Required work -
Please find every line of the listing below where "data" occurs and copy it.

######

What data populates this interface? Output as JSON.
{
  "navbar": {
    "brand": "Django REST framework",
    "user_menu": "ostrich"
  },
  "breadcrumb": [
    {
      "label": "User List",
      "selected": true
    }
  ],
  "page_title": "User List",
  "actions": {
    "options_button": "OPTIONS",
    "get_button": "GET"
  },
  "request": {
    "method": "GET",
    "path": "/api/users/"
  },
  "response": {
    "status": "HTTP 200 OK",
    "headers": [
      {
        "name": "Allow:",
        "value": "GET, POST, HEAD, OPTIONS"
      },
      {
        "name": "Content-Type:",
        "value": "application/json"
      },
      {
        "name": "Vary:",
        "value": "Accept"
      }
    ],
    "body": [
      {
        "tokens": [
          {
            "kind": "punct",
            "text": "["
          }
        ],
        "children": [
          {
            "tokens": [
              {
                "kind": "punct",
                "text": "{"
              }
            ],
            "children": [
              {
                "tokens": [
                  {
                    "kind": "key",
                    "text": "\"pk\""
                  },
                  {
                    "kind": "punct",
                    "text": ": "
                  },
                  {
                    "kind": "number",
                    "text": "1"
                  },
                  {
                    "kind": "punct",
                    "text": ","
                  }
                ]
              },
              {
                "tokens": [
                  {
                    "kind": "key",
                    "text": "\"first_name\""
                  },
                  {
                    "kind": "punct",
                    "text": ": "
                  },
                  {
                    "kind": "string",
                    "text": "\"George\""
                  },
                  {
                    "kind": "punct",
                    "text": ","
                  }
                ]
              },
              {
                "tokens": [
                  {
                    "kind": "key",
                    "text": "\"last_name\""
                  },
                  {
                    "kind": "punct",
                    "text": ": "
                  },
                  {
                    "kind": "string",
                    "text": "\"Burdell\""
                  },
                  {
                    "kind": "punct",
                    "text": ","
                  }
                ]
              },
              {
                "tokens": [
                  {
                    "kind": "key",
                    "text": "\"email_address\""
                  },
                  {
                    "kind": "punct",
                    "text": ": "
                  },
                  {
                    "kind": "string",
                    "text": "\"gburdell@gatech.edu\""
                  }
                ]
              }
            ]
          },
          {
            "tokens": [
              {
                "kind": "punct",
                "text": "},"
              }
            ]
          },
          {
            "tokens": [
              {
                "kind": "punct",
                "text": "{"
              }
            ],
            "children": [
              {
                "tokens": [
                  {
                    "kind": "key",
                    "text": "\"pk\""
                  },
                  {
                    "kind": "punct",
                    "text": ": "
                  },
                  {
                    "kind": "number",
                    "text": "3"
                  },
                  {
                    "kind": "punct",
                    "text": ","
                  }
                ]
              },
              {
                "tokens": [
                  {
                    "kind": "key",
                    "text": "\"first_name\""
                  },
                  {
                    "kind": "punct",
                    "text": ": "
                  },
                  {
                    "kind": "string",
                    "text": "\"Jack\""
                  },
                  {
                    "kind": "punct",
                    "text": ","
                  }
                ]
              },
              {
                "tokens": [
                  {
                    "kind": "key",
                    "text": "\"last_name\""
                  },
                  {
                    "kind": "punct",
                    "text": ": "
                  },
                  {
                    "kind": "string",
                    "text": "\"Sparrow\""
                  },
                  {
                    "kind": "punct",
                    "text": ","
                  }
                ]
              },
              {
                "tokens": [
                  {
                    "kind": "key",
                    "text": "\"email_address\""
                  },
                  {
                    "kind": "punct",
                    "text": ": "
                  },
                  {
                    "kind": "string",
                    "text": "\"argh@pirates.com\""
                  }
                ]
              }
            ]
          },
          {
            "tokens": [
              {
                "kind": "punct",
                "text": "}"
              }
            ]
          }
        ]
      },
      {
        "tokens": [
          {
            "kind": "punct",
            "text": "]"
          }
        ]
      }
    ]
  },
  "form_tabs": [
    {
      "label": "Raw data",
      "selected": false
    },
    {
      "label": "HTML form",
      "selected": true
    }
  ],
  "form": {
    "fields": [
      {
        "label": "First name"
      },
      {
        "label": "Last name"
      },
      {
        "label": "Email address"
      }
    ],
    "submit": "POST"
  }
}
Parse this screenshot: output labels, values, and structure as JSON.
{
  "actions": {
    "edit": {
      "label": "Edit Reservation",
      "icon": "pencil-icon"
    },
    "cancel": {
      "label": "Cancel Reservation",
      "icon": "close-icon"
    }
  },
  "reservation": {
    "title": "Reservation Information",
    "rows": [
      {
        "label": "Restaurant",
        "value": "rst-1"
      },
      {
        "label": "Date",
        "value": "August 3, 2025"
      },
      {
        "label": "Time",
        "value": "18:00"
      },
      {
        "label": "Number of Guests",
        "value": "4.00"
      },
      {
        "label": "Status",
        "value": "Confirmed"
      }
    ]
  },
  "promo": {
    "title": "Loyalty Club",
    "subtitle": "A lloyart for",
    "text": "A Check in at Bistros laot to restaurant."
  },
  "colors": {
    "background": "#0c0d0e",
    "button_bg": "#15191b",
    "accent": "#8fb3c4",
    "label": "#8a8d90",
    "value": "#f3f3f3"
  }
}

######

Solution to the problem -
What data populates this interface? Output as JSON.
      "label": "Raw data",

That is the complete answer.